A:

The economic indicators are strong and nicely perceived. Those companies need the guarantee and assurance that their investment is valued, that they can participate in growth, that they won't face bureaucratic hassles.

[Also, they need to know] there will be safety and security, and that the infrastructure expected from a developing country will be provided. This isn't asking for the ideal –- it's just expecting what's normal.

Q: If these conditions are provided, what's the potential size of the investment that could come in from the U.S.?

A:

It's hard to predict but it could be doubled within the shortest possible time.

Q: There has been a global campaign on the Internet by antiwar activists to boycott American brands. And here in Pakistan, the religious parties have repeatedly called for Pakistanis to boycott American companies and their products as a protest against the war in Iraq. Has that affected the business of ABC companies?

A:

I hope good sense prevails and I hope this doesn't persist and take an ugly turn. People need to realize that if they don't buy American products here, profits will fall, and the companies will be forced to lay off employees. Those employees are Pakistani. So those companies aren't hurt -- you're hurt by this.

And it's the wrong signal for encouraging investment.

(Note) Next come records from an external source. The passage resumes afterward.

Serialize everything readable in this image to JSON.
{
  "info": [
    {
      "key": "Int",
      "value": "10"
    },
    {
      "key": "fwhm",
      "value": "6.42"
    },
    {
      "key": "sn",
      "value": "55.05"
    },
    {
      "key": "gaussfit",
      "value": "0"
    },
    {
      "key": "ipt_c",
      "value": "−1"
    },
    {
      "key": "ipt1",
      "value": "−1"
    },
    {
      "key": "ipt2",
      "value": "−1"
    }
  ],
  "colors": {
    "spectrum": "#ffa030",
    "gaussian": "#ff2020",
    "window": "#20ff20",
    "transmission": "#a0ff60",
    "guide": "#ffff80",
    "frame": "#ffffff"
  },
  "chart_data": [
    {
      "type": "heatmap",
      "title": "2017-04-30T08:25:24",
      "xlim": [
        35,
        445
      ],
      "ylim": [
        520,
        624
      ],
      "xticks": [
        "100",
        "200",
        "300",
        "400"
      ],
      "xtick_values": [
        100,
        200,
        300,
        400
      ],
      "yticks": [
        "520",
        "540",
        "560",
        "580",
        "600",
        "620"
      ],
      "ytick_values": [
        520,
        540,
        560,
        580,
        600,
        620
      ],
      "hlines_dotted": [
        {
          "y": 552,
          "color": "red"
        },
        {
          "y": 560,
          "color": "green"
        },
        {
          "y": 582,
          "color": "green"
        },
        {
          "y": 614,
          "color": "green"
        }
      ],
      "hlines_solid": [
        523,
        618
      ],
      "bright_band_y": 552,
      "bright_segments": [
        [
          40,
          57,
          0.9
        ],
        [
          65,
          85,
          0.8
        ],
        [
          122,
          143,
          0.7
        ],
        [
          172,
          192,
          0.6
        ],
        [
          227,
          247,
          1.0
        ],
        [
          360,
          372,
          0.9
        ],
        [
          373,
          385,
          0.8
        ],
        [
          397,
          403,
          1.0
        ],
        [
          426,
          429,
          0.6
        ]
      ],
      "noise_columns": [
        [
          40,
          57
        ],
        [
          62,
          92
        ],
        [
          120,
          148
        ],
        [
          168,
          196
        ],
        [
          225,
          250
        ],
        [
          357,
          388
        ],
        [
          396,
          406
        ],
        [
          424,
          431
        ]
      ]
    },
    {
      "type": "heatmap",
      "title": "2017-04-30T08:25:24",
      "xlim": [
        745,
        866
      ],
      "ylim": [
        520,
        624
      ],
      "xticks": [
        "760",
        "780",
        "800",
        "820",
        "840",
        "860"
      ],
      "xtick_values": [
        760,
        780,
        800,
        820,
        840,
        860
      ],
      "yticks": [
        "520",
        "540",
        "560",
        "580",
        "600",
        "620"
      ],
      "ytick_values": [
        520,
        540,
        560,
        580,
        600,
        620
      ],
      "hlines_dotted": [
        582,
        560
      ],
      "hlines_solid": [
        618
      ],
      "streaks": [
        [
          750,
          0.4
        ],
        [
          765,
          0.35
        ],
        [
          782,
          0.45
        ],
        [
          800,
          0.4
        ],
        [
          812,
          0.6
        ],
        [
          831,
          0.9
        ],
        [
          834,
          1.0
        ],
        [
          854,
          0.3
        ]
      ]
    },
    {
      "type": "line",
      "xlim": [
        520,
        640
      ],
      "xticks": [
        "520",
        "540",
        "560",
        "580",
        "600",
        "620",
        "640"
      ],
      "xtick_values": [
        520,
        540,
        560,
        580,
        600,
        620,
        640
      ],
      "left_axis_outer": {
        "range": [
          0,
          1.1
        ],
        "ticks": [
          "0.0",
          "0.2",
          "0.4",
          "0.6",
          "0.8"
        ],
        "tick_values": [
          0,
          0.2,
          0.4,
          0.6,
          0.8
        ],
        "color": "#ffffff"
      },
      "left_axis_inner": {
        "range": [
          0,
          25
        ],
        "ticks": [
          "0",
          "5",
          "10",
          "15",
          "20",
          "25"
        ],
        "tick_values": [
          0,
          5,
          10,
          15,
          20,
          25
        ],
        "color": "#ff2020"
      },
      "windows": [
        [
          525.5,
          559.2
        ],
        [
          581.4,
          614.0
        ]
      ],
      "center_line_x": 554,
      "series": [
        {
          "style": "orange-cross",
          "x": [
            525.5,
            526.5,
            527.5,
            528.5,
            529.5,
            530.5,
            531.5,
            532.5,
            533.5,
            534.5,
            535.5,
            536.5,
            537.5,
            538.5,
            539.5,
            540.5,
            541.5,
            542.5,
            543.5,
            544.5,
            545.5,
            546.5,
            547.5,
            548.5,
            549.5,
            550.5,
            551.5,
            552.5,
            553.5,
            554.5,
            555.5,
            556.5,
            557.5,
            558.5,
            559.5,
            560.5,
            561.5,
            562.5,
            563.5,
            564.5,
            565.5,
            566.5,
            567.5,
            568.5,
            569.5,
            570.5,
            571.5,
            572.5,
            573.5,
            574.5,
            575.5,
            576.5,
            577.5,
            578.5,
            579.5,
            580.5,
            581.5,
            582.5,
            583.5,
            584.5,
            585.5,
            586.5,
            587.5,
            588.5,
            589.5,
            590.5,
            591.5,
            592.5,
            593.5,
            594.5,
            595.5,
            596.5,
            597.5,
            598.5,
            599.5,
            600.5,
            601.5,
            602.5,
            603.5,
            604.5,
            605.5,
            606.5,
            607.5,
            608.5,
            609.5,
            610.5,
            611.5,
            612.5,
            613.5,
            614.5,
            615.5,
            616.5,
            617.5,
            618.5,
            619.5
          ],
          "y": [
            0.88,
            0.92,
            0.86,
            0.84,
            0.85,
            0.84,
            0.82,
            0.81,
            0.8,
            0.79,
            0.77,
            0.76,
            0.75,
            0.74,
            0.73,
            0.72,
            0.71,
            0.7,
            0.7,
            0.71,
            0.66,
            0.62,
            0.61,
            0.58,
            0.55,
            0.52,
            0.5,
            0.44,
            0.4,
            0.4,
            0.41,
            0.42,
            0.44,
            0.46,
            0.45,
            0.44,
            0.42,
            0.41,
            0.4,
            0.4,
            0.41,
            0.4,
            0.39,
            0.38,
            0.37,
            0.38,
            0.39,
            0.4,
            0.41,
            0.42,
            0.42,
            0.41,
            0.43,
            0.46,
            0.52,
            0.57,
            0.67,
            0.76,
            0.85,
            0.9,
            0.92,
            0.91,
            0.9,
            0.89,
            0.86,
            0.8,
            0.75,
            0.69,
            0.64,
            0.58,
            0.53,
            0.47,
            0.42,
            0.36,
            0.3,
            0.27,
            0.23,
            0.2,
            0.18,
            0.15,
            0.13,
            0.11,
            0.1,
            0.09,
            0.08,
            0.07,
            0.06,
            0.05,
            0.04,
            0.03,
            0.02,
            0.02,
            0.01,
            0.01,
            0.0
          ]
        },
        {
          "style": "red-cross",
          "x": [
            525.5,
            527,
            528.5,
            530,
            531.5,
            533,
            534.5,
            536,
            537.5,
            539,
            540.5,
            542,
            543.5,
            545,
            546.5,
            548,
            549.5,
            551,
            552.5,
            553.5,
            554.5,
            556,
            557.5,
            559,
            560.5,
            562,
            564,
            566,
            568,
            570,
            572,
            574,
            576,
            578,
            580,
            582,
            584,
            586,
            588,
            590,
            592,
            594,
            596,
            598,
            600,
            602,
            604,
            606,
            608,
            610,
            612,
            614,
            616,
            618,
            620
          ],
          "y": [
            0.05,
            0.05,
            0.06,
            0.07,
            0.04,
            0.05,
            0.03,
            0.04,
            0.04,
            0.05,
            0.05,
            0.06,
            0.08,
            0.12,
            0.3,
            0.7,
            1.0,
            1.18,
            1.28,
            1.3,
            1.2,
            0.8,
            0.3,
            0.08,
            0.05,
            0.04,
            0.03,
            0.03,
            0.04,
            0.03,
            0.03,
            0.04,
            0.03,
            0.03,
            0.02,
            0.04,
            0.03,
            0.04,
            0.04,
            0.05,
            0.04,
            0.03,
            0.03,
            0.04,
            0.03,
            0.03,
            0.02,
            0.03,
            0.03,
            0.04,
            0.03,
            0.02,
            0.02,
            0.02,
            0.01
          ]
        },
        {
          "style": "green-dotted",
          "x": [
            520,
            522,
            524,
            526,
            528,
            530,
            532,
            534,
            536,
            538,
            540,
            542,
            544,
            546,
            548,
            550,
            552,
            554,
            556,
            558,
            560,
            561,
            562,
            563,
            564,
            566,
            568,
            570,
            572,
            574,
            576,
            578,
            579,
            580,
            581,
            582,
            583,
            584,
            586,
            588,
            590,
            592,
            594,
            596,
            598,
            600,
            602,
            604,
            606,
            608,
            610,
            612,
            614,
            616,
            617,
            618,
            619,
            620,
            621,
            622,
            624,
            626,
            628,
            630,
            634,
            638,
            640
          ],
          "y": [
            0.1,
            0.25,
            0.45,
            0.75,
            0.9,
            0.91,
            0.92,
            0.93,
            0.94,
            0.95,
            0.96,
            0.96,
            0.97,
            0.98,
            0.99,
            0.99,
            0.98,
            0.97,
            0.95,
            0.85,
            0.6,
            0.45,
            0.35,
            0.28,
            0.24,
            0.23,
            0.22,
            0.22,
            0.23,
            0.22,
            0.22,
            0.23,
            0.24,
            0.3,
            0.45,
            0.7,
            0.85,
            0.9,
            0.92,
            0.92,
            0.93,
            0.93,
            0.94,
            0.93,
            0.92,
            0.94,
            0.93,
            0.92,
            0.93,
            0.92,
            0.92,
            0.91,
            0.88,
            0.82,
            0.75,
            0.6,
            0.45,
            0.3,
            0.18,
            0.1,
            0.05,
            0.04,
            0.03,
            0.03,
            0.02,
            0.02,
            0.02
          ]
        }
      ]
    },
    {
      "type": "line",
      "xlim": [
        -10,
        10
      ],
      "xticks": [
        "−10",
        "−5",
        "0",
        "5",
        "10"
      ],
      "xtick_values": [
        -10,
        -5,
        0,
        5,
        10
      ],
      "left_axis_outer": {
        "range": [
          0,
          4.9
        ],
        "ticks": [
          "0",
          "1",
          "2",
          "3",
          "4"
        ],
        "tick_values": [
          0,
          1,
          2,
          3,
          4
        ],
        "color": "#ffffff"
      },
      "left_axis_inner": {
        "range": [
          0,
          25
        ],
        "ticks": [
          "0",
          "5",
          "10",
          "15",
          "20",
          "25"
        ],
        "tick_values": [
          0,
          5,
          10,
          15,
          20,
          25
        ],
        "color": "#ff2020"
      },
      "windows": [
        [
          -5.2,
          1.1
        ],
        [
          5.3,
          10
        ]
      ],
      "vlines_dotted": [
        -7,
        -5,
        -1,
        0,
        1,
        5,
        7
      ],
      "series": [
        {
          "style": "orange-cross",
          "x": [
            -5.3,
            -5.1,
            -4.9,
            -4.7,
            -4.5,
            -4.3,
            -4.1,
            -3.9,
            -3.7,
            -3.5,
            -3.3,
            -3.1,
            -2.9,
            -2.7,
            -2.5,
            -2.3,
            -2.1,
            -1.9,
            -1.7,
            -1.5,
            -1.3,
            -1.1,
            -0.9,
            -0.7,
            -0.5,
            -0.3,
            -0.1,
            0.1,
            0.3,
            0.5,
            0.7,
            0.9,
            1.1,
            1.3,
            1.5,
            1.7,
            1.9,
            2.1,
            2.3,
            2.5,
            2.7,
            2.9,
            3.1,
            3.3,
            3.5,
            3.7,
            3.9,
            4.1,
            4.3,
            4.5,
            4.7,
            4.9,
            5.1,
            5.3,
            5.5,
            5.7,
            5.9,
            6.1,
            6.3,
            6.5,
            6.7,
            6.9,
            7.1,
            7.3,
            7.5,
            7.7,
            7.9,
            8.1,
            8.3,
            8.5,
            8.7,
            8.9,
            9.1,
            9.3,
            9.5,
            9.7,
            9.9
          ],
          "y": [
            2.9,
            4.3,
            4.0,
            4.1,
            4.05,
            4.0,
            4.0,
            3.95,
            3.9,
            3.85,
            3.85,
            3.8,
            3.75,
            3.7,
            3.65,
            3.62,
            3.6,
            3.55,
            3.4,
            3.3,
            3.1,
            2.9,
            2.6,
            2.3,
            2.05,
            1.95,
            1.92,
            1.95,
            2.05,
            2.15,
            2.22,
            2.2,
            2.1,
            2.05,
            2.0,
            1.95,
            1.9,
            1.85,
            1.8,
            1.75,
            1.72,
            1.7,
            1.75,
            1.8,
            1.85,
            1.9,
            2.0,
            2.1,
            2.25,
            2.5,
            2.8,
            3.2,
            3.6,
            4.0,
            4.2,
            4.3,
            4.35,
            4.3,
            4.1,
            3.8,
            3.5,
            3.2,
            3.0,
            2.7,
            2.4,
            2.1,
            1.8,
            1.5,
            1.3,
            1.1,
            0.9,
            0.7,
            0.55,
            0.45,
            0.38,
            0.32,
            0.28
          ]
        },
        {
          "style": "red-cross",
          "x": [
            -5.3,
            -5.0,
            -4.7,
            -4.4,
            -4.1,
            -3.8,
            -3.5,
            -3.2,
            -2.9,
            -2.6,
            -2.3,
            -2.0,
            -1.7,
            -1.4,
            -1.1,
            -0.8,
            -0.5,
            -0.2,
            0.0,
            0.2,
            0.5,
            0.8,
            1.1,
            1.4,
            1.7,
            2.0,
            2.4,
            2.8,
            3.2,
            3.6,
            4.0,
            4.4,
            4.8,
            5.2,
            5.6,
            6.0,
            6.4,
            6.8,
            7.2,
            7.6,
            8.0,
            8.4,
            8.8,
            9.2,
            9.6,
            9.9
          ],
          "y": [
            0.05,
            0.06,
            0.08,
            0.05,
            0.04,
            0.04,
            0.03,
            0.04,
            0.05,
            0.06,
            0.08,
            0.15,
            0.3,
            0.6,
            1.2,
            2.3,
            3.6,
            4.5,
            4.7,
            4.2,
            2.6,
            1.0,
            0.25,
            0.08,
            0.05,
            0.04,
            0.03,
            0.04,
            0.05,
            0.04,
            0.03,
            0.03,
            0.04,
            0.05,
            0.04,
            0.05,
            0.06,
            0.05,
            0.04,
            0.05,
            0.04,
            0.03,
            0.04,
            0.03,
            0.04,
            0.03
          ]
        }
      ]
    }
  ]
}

I imagine this campaign could be quite effective in the Middle East.... Here there's a possibility that consumer-goods companies could be affected slightly, but there has been no major dent.

Edited by Patricia O'Connell